Go through the data line by line. Copy each one holding the string "botão".

▶ _Supplied data_:
+---+
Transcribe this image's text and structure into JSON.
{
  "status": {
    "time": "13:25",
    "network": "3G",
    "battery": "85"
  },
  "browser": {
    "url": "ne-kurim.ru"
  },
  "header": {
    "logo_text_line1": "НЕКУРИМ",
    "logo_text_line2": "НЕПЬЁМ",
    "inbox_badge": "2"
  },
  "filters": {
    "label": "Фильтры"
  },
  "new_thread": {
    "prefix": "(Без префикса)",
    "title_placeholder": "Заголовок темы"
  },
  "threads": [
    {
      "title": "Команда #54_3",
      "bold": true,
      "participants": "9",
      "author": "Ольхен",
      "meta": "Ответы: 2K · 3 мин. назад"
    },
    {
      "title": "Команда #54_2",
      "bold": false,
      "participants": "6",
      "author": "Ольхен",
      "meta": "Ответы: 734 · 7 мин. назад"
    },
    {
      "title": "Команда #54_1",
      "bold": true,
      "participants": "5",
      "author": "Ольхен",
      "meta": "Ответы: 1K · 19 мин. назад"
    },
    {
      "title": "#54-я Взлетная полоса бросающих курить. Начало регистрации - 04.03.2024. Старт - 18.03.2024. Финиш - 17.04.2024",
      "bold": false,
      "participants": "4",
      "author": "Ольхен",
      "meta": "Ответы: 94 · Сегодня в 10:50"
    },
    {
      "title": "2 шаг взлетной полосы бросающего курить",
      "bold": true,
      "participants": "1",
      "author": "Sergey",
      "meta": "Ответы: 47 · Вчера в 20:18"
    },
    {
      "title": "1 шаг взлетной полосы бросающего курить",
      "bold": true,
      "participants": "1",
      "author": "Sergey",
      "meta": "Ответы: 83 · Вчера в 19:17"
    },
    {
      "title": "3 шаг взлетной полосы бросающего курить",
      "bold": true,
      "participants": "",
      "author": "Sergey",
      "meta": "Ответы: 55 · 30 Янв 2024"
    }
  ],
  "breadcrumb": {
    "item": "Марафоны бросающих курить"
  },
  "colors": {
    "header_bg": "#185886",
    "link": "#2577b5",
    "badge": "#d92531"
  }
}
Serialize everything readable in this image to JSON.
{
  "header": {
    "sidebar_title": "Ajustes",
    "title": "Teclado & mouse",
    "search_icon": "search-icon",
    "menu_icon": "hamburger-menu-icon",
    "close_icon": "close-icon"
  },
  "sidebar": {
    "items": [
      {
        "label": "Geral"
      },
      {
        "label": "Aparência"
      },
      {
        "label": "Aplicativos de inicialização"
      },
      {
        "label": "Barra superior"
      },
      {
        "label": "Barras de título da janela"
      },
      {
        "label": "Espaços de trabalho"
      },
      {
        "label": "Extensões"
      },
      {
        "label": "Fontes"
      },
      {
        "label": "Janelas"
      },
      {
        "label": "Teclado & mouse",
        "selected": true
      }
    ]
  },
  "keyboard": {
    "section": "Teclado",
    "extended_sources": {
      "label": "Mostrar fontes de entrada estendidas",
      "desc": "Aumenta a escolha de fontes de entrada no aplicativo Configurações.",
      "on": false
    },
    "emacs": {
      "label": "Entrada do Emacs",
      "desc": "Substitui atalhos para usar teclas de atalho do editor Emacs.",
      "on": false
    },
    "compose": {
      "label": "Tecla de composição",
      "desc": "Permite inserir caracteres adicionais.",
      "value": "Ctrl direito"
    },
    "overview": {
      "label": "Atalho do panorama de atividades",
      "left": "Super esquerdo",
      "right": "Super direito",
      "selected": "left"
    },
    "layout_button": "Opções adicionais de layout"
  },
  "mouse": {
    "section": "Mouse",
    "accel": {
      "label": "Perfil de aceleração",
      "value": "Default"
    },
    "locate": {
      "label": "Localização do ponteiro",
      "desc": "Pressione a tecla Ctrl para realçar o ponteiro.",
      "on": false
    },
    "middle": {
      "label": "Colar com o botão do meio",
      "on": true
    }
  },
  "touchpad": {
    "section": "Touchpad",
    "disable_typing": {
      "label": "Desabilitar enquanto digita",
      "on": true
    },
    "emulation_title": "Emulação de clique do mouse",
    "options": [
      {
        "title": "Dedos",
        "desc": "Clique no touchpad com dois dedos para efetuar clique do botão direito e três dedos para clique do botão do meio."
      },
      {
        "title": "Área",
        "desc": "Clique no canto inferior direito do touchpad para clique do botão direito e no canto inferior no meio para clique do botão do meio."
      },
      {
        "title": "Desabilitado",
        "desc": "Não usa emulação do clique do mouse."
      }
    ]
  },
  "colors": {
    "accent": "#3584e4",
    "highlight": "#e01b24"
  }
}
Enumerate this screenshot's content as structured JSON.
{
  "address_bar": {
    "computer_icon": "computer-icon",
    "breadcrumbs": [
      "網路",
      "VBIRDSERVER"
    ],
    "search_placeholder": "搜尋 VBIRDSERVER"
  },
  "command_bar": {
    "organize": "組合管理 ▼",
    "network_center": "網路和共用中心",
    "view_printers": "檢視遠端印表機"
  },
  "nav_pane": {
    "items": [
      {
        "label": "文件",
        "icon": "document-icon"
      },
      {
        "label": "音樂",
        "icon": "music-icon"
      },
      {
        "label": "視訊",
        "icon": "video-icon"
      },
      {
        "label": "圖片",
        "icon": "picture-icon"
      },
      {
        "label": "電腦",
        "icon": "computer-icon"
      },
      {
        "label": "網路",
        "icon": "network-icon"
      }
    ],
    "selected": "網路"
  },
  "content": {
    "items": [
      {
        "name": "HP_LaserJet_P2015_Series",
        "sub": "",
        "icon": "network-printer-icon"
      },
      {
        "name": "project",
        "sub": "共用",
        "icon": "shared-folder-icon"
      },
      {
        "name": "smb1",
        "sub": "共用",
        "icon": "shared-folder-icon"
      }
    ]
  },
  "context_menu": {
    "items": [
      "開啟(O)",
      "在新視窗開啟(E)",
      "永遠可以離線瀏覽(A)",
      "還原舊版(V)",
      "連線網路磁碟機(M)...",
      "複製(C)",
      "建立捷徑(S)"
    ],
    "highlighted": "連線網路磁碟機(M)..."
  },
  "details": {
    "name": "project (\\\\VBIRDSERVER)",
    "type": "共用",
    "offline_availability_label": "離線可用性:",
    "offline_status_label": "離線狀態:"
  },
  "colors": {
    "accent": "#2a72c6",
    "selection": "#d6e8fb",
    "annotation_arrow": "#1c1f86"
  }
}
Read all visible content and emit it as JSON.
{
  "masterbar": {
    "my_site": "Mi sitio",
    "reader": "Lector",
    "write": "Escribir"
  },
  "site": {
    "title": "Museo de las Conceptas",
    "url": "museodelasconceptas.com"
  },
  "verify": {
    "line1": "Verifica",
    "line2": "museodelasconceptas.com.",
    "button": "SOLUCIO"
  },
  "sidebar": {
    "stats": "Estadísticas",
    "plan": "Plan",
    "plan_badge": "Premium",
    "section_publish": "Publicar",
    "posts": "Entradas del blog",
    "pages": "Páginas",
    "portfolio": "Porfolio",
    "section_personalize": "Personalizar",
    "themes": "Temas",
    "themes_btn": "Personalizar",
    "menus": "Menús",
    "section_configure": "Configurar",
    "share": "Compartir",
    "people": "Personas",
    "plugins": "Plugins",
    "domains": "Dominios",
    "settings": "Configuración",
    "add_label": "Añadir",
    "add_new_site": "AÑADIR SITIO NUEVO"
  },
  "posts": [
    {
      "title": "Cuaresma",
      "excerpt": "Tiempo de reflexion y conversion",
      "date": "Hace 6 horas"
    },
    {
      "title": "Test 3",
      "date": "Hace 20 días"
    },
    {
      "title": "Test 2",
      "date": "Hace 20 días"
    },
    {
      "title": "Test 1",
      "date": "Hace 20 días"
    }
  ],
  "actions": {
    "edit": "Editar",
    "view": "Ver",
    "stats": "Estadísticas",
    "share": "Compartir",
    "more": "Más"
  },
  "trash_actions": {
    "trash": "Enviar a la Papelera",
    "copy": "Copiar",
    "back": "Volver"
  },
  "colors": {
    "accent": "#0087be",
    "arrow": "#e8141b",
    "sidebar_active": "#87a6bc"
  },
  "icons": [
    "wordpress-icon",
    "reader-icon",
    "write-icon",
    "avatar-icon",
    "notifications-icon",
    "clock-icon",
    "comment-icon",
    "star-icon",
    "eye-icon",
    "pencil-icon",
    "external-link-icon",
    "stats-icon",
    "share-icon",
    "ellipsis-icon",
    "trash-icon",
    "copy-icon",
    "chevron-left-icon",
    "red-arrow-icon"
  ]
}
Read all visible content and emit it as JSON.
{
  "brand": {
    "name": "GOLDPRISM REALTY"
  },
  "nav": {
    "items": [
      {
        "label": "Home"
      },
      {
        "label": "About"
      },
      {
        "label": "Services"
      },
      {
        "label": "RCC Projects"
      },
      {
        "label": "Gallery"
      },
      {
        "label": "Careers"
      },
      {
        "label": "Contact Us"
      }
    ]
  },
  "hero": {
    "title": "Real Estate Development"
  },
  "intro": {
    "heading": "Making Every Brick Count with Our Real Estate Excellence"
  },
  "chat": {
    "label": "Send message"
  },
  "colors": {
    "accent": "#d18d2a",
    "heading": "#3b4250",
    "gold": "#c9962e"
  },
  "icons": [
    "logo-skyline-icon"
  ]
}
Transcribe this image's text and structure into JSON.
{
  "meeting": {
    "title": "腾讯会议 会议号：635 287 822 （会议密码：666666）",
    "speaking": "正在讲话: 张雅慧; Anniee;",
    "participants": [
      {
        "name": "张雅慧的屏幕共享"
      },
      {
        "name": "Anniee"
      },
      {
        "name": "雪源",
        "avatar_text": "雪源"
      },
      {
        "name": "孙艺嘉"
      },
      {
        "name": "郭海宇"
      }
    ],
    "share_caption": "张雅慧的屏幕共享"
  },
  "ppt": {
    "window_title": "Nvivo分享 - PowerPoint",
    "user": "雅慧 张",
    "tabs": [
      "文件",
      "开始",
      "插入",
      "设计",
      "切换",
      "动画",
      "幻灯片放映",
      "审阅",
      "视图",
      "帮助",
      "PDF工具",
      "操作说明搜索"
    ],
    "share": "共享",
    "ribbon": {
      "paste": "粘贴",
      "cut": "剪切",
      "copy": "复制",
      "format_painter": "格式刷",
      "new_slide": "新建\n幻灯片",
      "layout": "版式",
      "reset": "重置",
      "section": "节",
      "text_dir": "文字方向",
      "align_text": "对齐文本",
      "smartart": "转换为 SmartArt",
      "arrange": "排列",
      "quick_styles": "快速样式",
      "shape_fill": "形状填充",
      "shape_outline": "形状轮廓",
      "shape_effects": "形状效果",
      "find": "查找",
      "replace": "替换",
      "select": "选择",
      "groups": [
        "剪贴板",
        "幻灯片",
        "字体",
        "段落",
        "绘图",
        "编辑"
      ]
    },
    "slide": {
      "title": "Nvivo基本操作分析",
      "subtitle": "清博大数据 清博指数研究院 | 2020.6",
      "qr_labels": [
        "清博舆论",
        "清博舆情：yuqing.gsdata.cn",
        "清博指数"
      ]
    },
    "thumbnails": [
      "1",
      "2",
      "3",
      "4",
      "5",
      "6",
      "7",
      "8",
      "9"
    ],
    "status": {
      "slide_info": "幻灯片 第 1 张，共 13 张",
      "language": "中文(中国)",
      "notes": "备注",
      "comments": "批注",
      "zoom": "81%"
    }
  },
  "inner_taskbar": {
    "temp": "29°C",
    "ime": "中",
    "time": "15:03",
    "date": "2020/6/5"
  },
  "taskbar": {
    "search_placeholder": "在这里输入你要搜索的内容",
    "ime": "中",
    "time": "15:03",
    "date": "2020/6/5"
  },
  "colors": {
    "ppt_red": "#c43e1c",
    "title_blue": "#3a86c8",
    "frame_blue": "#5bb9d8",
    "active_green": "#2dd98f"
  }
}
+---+
▶ _Solution below_:
      "label": "Colar com o botão do meio",
        "desc": "Clique no touchpad com dois dedos para efetuar clique do botão direito e três dedos para clique do botão do meio."
        "desc": "Clique no canto inferior direito do touchpad para clique do botão direito e no canto inferior no meio para clique do botão do meio."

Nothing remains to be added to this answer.